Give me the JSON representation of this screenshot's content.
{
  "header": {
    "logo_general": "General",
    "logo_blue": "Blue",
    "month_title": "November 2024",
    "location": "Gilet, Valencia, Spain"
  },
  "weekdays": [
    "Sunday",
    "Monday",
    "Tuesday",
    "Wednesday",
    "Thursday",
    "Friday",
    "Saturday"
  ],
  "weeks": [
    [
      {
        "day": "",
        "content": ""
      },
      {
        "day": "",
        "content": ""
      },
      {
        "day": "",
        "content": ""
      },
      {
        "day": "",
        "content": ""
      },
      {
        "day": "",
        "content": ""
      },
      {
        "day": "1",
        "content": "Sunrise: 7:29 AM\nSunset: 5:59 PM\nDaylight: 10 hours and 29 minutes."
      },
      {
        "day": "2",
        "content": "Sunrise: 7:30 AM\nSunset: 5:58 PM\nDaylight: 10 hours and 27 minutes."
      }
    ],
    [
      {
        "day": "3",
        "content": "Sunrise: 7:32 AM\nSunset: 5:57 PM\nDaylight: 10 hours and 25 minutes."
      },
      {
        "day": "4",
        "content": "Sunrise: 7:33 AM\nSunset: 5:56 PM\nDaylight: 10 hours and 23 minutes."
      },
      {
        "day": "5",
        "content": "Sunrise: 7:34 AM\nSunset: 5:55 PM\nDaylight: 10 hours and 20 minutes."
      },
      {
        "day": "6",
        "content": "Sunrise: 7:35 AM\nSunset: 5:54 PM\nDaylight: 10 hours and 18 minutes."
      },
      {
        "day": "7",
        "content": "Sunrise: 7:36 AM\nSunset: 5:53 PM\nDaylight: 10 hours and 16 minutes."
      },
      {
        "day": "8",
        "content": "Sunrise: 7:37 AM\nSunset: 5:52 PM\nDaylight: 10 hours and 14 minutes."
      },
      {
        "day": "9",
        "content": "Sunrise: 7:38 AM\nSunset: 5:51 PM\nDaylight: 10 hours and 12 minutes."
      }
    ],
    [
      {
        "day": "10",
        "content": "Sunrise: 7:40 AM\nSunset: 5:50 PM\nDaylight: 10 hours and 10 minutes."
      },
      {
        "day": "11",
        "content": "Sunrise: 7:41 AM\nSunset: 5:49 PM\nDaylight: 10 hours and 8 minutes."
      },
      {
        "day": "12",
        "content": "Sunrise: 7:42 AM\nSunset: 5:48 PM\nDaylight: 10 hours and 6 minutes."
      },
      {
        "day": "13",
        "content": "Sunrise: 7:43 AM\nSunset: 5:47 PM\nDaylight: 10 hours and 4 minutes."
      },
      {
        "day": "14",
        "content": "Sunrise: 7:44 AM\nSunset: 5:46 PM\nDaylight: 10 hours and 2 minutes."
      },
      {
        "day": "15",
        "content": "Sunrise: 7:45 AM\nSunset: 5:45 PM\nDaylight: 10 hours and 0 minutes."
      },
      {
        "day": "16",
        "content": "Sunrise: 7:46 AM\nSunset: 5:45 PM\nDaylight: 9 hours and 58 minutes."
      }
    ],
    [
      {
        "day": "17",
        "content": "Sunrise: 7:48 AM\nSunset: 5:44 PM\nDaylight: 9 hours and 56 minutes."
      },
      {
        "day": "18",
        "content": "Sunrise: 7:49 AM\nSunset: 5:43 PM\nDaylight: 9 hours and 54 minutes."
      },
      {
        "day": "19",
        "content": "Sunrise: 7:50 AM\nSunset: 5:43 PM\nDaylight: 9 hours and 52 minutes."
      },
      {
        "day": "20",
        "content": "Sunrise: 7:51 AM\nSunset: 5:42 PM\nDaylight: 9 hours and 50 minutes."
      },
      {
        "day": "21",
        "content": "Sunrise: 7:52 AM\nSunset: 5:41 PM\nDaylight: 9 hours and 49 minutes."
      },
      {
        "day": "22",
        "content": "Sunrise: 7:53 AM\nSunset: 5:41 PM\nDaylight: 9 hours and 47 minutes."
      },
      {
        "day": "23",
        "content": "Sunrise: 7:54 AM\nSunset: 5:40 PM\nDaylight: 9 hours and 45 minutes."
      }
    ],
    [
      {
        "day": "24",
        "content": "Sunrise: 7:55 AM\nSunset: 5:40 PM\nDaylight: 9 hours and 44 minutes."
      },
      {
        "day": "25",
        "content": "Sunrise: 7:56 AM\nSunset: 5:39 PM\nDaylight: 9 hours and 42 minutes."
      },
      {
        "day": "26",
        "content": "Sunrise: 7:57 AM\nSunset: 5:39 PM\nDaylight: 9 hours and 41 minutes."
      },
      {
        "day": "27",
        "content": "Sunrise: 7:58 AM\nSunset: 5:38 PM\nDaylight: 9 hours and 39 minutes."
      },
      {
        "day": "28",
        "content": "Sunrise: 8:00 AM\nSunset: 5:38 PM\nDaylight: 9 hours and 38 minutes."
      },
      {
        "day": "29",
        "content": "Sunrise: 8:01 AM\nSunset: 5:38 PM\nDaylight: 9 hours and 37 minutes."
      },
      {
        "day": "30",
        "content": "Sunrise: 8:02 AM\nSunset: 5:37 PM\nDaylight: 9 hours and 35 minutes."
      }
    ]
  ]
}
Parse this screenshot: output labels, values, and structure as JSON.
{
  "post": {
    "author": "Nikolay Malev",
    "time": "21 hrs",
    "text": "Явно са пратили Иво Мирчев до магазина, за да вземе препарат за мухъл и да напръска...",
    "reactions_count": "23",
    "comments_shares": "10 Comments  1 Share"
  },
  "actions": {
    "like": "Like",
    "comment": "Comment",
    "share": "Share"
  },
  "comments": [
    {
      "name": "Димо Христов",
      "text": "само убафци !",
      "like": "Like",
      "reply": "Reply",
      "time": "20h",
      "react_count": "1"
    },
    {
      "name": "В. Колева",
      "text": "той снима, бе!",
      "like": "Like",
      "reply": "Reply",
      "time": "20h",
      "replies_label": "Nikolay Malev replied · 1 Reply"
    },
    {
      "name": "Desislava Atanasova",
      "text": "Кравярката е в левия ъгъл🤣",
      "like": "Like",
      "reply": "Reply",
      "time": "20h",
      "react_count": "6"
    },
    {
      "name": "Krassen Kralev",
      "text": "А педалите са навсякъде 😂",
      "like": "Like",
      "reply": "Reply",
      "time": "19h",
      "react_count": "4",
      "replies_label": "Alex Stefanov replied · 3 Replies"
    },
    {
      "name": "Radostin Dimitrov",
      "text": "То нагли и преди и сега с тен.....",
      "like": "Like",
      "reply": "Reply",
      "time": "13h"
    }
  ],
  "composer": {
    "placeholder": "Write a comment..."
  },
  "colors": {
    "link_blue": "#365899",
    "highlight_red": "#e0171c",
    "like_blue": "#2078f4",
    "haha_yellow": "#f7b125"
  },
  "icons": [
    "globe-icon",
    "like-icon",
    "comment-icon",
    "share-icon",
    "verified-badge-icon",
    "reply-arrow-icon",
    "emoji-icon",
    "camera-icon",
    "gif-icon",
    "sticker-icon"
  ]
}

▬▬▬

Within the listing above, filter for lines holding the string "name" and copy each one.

Problem solution:
      "name": "Димо Христов",
      "name": "В. Колева",
      "name": "Desislava Atanasova",
      "name": "Krassen Kralev",
      "name": "Radostin Dimitrov",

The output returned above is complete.